As automatic transmissions have evolved, so have their components. The demands on these transmissions in relation to efficiency, load capability, and technology have increased significantly. They’re running at higher temperatures and cycling more often than ever. These technological advances require that the sealing components withstand the rigors of today’s and tomorrow’s transmissions.
The three basic sealing components that we’ll be focusing on are:
- Rubber seals, which includes O-rings, D-rings, and lip seals
- Gaskets, including those for oil pans, pump, extension housing, and valve bodies
- Sealing Rings for supports, shafts, drums, and pistons
Most components found in automatic transmission overhaul repair kits fit into these three categories. We’ll look at how these components originated and have evolved to meet the needs of the ever-changing transmission aftermarket repair world.
Rubber compounds have made great advances over the years. In the early days, the predominant rubber compound was Buna, or NBR. The rubber had a very high wear index but a low temperature limit. As the complexity of transmissions increased, we needed a higher-level rubber compound, so it had to evolve.
The chart (figure 1) shows all rubber compounds, past and present, used in automatic transmissions. From this chart, you can see that the most popular are currently Polyacrylate, Vamac, and Viton.
One compound that’s currently gaining popularity is HNBR (Hydrogenated Nitrile Butadiene Rubber). It’s based on the original NBR compound and is becoming more popular due to its high wear index. HNBR is formulated for compatibility with the latest transmission fluids, including GM Dexron and Ford Mercon, as well as ZF and Honda fluids.

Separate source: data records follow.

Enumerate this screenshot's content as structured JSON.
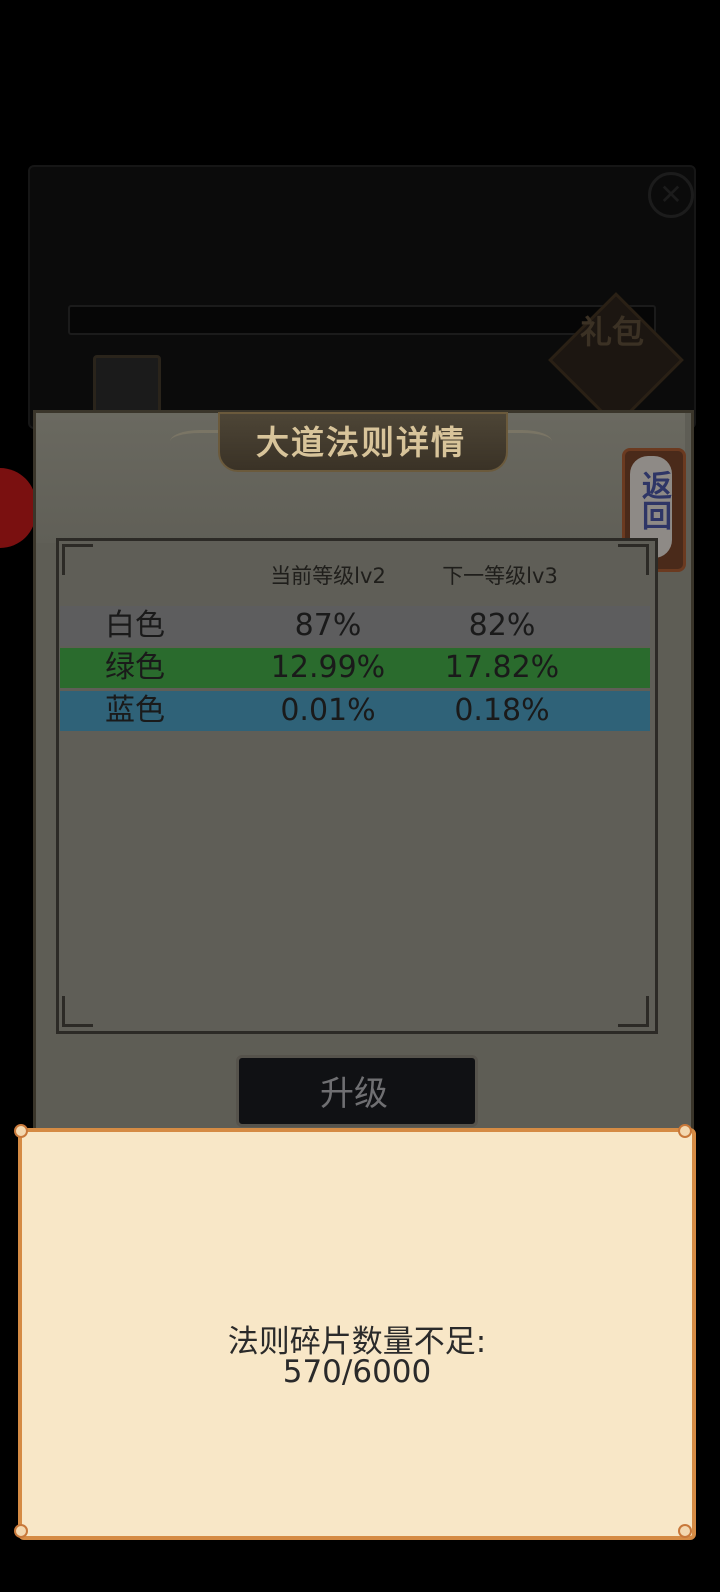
{
  "background": {
    "title": "",
    "subtitle": "",
    "gift_label": "礼包"
  },
  "panel": {
    "title": "大道法则详情",
    "back_label": "返回",
    "headers": [
      "当前等级lv2",
      "下一等级lv3"
    ],
    "rows": [
      {
        "name": "白色",
        "current": "87%",
        "next": "82%",
        "color": "#5d5d5e"
      },
      {
        "name": "绿色",
        "current": "12.99%",
        "next": "17.82%",
        "color": "#2a6b2d"
      },
      {
        "name": "蓝色",
        "current": "0.01%",
        "next": "0.18%",
        "color": "#2f6278"
      }
    ],
    "upgrade_label": "升级"
  },
  "toast": {
    "message": "法则碎片数量不足:",
    "progress": "570/6000"
  }
}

Similar to Poly and Vamac, there are varying recipes for HNBR. This makes it very versatile. It can be used in various static, rotating, and reciprocating applications.
As we see it, due to their durability and temperature range, Viton and HNBR will be the predominant rubber compounds for the next five to ten years.
Surface preparation is something that’s become more and more important. Mechanics and techs have seen the need to prep the surfaces before rebuilding. To prolong the life of all rubber seals, we recommend polishing the bore surface with Scotchbrite® (a registered trademark of 3M). This will leave a crosshatch pattern to allow lubrication to reach the seal’s contact area.
Much like rubber, gaskets have undergone major changes over the years. The use of traditional paper gaskets made from wood is dwindling. A popular paper gasket from the ’60s and ’70s was CV-405, which was used for pump, case, and extension housing gaskets (figure 2).
Then came NV-519, which evolved from CV-405 to advance the reliability of the product. NV-519 is a paper gasket that’s still in use today. It’s very popular for pump, case, extension housing, covers, and valve body gaskets. For certain applications, paper gaskets are still the best way to go.
The main downside with NV-519 material is that, if you leave it in humid conditions for a long time, it may swell and become oversized.
Synthetic gaskets are surpassing paper in popularity in certain applications because of their durability. The most popular are MP-2N, MP-15 (Figure 3), VB-72, CMP-4200 (Figure 4), D7201-C, and HFL-971C.
These gaskets will continue to be used over the next several years due to their density, tensile strength, and longevity.
Sealing rings were originally made from all metal, typically cast iron (figure 5) and sometimes aluminum.
The metal on the sealing rings was so hard that the original sealing rings were cutting into other aluminum parts, causing manufacturers to turn to a new metal composite called nickel-tin, which was more compatible with the rest of the transmission. This improved their sealing abilities.
In an effort to provide better gas mileage in the late ’70s, manufacturers began updating the housing drums and supports to make cars lighter. That’s when Teflon or PTFE rings started dominating the industry. The rings were made out of various materials and combinations, such as graphite, glass-filled, or carbon, bronze, and graphite all together.
Moving forward, we’ve seen that PTFEs don’t always withstand the rigors of today’s transmission, which spawned the use of plastic rings.
The first plastic ring to show up in a transmission was the second clutch hub ring in a General Motors TH440T4. This was in 1987 and the material was Peek® (a product of Victrex; figure 6).
Peek has had its ups and downs as it doesn’t always air check very well upon initial installation. There are specific instructions found in Precision overhaul kits on how to install Peek® rings because of this. While it’s still used in some applications, it’s very limited in today’s transmission world. The more predominant plastics are Vespel® (a product of DuPont) and Torlon® (made by Solvay Plastics).
Both Vespel and Torlon exhibit similar durability to Peek, but are much more forgiving on imperfect surfaces and provide crisper applies. They hold pressure better over the long haul.
Vespel seems to be the material of choice for many Jatco and Aisin transmissions, while Torlon shows up in many ZF and Mercedes. This trend is poised to continue into the future… as long as there are shafts and hubs in transmissions!
This article was provided by Precision International Technical Department